Keiko Fujimori, a conservative opposition leader in Peru, will challenge the “radical leftist” Pedro Castillo for the Peruvian presidency in a runoff election in June after Peru’s latest presidential election on Sunday failed to produce a 51 percent majority for any presidential candidate.
“With over two-thirds of ballots counted by lunchtime Monday, leftist Pedro Castillo was in the lead with 17.49 percent – much higher than predicted by opinion polls which had not even placed him in the top five,” Agence France-Presse (AFP) reported on April 12. Peruvian newspaper El Comercio counted 18.5 percent of the vote for Castillo as of Monday.
Fujimori gained 14.5 percent of Sunday’s vote, followed by economist Hernando de Soto of the right-wing Avanza País party with 10.7 percent of the vote, and staunch Catholic Rafael López Aliaga of the conservative Renovación Popular party with 12.2 percent of the vote.
Fujimori, founder and president of the conservative Fuerza Popular party, sent the following message to her fellow right-wing presidential candidate de Soto via social media Monday:
I want to send my greetings to Mr. Hernando de Soto. We have seen the initial result [of the election suggesting] there will be a technical draw and we have to wait with prudence for the quick [vote] count and the ONPE’s [National Office of the Electoral Processes] own official count, but I think that beyond the differences [between our parties], there are also great coincidences: the defense of the [Peruvian] Constitution and our idea of what type of model for the country we want to have.
The June 6 runoff will mark the third time Keiko Fujimori has contested a Peruvian presidential election. The daughter of former Peruvian President Alberto Fujimori was narrowly defeated in previous presidential election runoffs in 2011 and 2016. Fujimori’s participation in Peru’s latest presidential election is especially remarkable as she is currently out on bail amid an ongoing investigation into her 2011 presidential campaign, for which she allegedly received illicit funding.
“Fujimori is accused of accepting $1.2 million in illicit party funding from Brazilian construction giant Odebrecht for her unsuccessful 2011 presidential election campaign,” AFP noted in January 2020 when a Peruvian court ordered the former first daughter to return to prison for 15 months’ pre-trial detention as part of an investigation into the Odebrecht scandal. Prior to her remanding, Fujimori had already spent 13 months in pre-trial detention and was released in November 2019, “but anti-corruption prosecutors had appealed that decision by the Constitutional Court.” Fujimori, 45, was released on bail most recently last May after Peru’s Supreme Court revoked her 15-month pre-trial detention sentence from January 2020 on an appeal after she had served just three months.

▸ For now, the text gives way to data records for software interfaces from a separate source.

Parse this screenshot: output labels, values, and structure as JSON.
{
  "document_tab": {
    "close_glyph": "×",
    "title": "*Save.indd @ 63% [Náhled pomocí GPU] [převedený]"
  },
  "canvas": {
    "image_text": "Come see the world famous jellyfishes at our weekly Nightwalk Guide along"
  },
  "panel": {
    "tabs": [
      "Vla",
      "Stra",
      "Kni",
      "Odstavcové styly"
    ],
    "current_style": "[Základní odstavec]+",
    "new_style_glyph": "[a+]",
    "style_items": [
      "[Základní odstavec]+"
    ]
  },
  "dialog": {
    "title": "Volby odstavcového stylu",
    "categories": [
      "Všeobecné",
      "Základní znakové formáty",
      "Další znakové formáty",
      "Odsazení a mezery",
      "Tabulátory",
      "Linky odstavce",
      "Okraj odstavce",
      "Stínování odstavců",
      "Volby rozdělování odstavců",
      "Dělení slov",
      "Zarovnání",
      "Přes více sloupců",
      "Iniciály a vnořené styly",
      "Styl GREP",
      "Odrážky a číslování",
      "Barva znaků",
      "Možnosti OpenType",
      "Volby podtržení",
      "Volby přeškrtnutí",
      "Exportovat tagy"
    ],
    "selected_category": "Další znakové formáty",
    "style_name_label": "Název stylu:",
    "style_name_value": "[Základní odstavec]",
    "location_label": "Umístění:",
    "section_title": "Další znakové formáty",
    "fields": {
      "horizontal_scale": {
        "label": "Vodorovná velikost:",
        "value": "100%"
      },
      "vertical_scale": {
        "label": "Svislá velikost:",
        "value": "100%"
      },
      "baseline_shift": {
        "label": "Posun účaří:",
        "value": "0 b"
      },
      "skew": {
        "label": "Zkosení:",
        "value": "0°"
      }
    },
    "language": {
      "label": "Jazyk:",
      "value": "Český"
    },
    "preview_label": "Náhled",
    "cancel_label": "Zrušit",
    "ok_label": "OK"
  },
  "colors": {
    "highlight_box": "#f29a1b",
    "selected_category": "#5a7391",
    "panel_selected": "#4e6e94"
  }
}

The Odebrecht corruption scandal, which involves bribes to former heads of state and government ministers, reaches beyond Peru into other Latin American countries including Ecuador and Brazil, where the company was headquartered. Odebrecht has allegedly paid $788 million in bribes across 12 countries, according to the U.S Justice Department. The Brazilian construction firm has admitted to paying at least $29 million in bribes to Peruvian government officials, including former presidents, since 2004.

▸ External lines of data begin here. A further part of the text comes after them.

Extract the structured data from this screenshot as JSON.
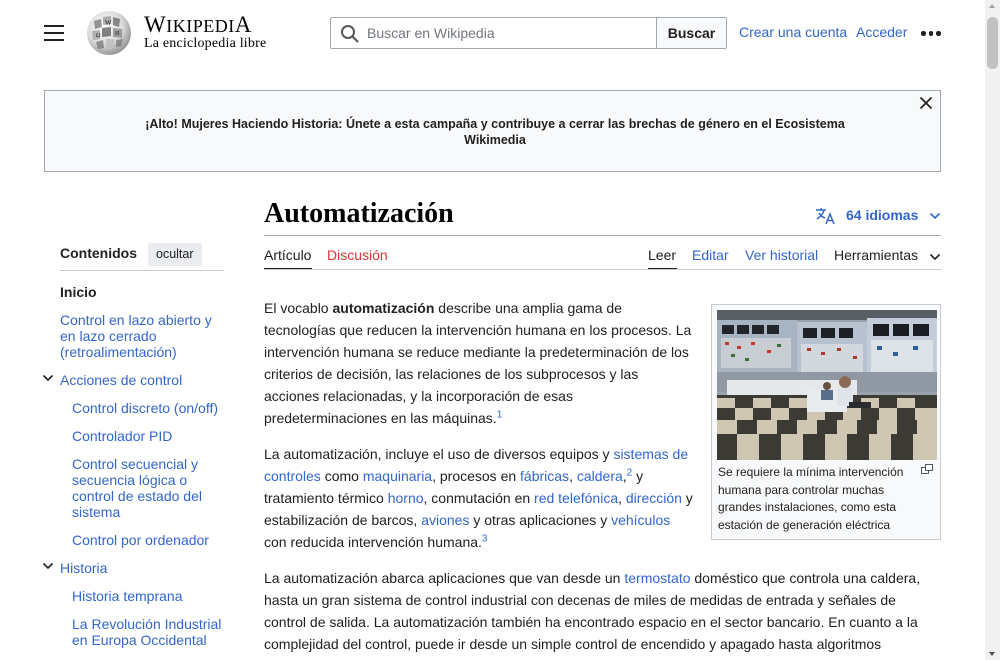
{
  "header": {
    "logo_word_first": "W",
    "logo_word_rest": "IKIPEDI",
    "logo_word_last": "A",
    "logo_tagline": "La enciclopedia libre",
    "search_placeholder": "Buscar en Wikipedia",
    "search_button": "Buscar",
    "create_account": "Crear una cuenta",
    "login": "Acceder"
  },
  "banner": {
    "text": "¡Alto! Mujeres Haciendo Historia: Únete a esta campaña y contribuye a cerrar las brechas de género en el Ecosistema Wikimedia"
  },
  "toc": {
    "title": "Contenidos",
    "hide_button": "ocultar",
    "items": [
      {
        "label": "Inicio"
      },
      {
        "label": "Control en lazo abierto y en lazo cerrado (retroalimentación)"
      },
      {
        "label": "Acciones de control"
      },
      {
        "label": "Control discreto (on/off)"
      },
      {
        "label": "Controlador PID"
      },
      {
        "label": "Control secuencial y secuencia lógica o control de estado del sistema"
      },
      {
        "label": "Control por ordenador"
      },
      {
        "label": "Historia"
      },
      {
        "label": "Historia temprana"
      },
      {
        "label": "La Revolución Industrial en Europa Occidental"
      }
    ]
  },
  "article": {
    "title": "Automatización",
    "languages": "64 idiomas",
    "tabs_left": [
      "Artículo",
      "Discusión"
    ],
    "tabs_right": [
      "Leer",
      "Editar",
      "Ver historial",
      "Herramientas"
    ],
    "p1": {
      "pre": "El vocablo ",
      "bold": "automatización",
      "post": " describe una amplia gama de tecnologías que reducen la intervención humana en los procesos. La intervención humana se reduce mediante la predeterminación de los criterios de decisión, las relaciones de los subprocesos y las acciones relacionadas, y la incorporación de esas predeterminaciones en las máquinas.",
      "ref": "1"
    },
    "p2": {
      "t1": "La automatización, incluye el uso de diversos equipos y ",
      "l1": "sistemas de controles",
      "t2": " como ",
      "l2": "maquinaria",
      "t3": ", procesos en ",
      "l3": "fábricas",
      "t4": ", ",
      "l4": "caldera",
      "t5": ",",
      "ref2": "2",
      "t6": "  y tratamiento térmico ",
      "l5": "horno",
      "t7": ", conmutación en ",
      "l6": "red telefónica",
      "t8": ", ",
      "l7": "dirección",
      "t9": " y estabilización de barcos, ",
      "l8": "aviones",
      "t10": " y otras aplicaciones y ",
      "l9": "vehículos",
      "t11": " con reducida intervención humana.",
      "ref3": "3"
    },
    "p3": {
      "t1": "La automatización abarca aplicaciones que van desde un ",
      "l1": "termostato",
      "t2": " doméstico que controla una caldera, hasta un gran sistema de control industrial con decenas de miles de medidas de entrada y señales de control de salida. La automatización también ha encontrado espacio en el sector bancario. En cuanto a la complejidad del control, puede ir desde un simple control de encendido y apagado hasta algoritmos"
    },
    "image_caption": "Se requiere la mínima intervención humana para controlar muchas grandes instalaciones, como esta estación de generación eléctrica"
  }
}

Keiko Fujimori’s father, former Peruvian President Alberto Fujimori, is currently serving a 25-year prison sentence for human rights abuses after a Peruvian court in 2009 found him responsible for the massacres of people he labeled terrorists in 1991 and 1992. Alberto Fujimori served as Peru’s president from 1990-2000. Keiko told Peru’s América Televisión in January she would pardon her father, now 82, if she was elected president of Peru in April. The April 11 vote, now headed for a June 6 runoff, will determine Peru’s fifth president in five years as the country’s government continues to battle political turmoil. Peru was left without a leader in November 2020 after Manuel Marino stepped down from his role as President of Peru after serving just five days in office.

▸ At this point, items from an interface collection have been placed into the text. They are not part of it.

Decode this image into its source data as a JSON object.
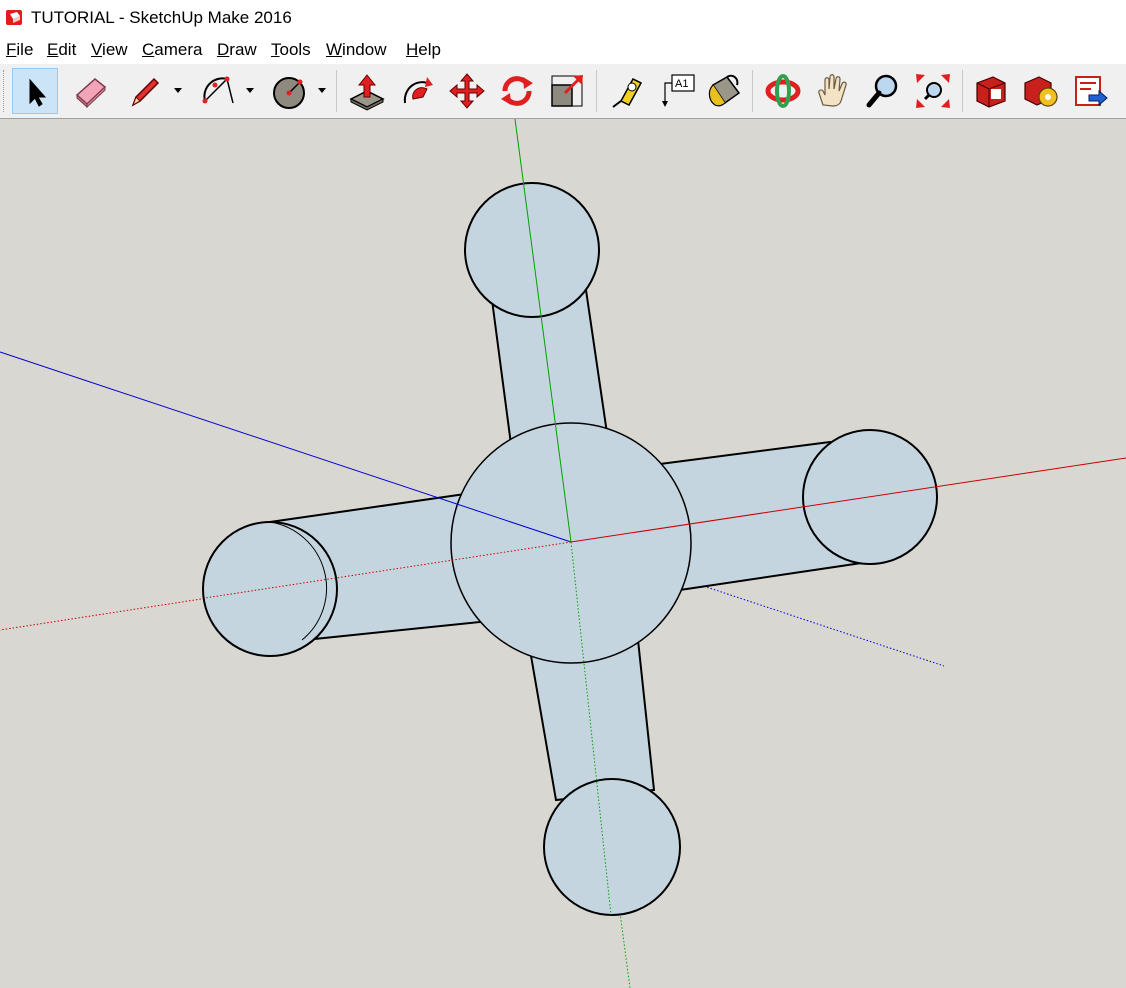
{
  "window": {
    "title": "TUTORIAL - SketchUp Make 2016"
  },
  "menu": [
    {
      "label": "File"
    },
    {
      "label": "Edit"
    },
    {
      "label": "View"
    },
    {
      "label": "Camera"
    },
    {
      "label": "Draw"
    },
    {
      "label": "Tools"
    },
    {
      "label": "Window"
    },
    {
      "label": "Help"
    }
  ],
  "toolbar": {
    "active_tool": "select-tool",
    "tools": [
      {
        "name": "select-tool",
        "icon": "arrow-cursor-icon"
      },
      {
        "name": "eraser-tool",
        "icon": "eraser-icon"
      },
      {
        "name": "line-tool",
        "icon": "pencil-icon",
        "has_dropdown": true
      },
      {
        "name": "arc-tool",
        "icon": "arc-icon",
        "has_dropdown": true
      },
      {
        "name": "shapes-tool",
        "icon": "circle-icon",
        "has_dropdown": true
      },
      {
        "name": "push-pull-tool",
        "icon": "push-pull-icon"
      },
      {
        "name": "follow-me-tool",
        "icon": "follow-me-icon"
      },
      {
        "name": "move-tool",
        "icon": "move-icon"
      },
      {
        "name": "rotate-tool",
        "icon": "rotate-icon"
      },
      {
        "name": "scale-tool",
        "icon": "scale-icon"
      },
      {
        "name": "tape-measure-tool",
        "icon": "tape-measure-icon"
      },
      {
        "name": "text-tool",
        "icon": "text-label-icon",
        "label": "A1"
      },
      {
        "name": "paint-bucket-tool",
        "icon": "paint-bucket-icon"
      },
      {
        "name": "orbit-tool",
        "icon": "orbit-icon"
      },
      {
        "name": "pan-tool",
        "icon": "hand-icon"
      },
      {
        "name": "zoom-tool",
        "icon": "magnifier-icon"
      },
      {
        "name": "zoom-extents-tool",
        "icon": "zoom-extents-icon"
      },
      {
        "name": "3d-warehouse-button",
        "icon": "warehouse-icon"
      },
      {
        "name": "extension-warehouse-button",
        "icon": "extension-icon"
      },
      {
        "name": "send-to-layout-button",
        "icon": "layout-send-icon"
      }
    ]
  },
  "scene": {
    "background_color": "#d8d7d2",
    "face_color": "#c5d5e0",
    "edge_color": "#000000",
    "axis_colors": {
      "red": "#cc0000",
      "green": "#00a000",
      "blue": "#0000cc"
    }
  }
}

Keiko’s vow to pardon her father if she is elected president highlights decades of loyalty to him. Keiko sided with Alberto in 1994 after he split from Keiko’s mother, Susana Higuchi, and stripped her of the first lady title for accusing him of corruption. Susana and Alberto finalized their divorce in 1996. In Susana’s absence, Keiko took over as Peru’s first lady at just 19 years old.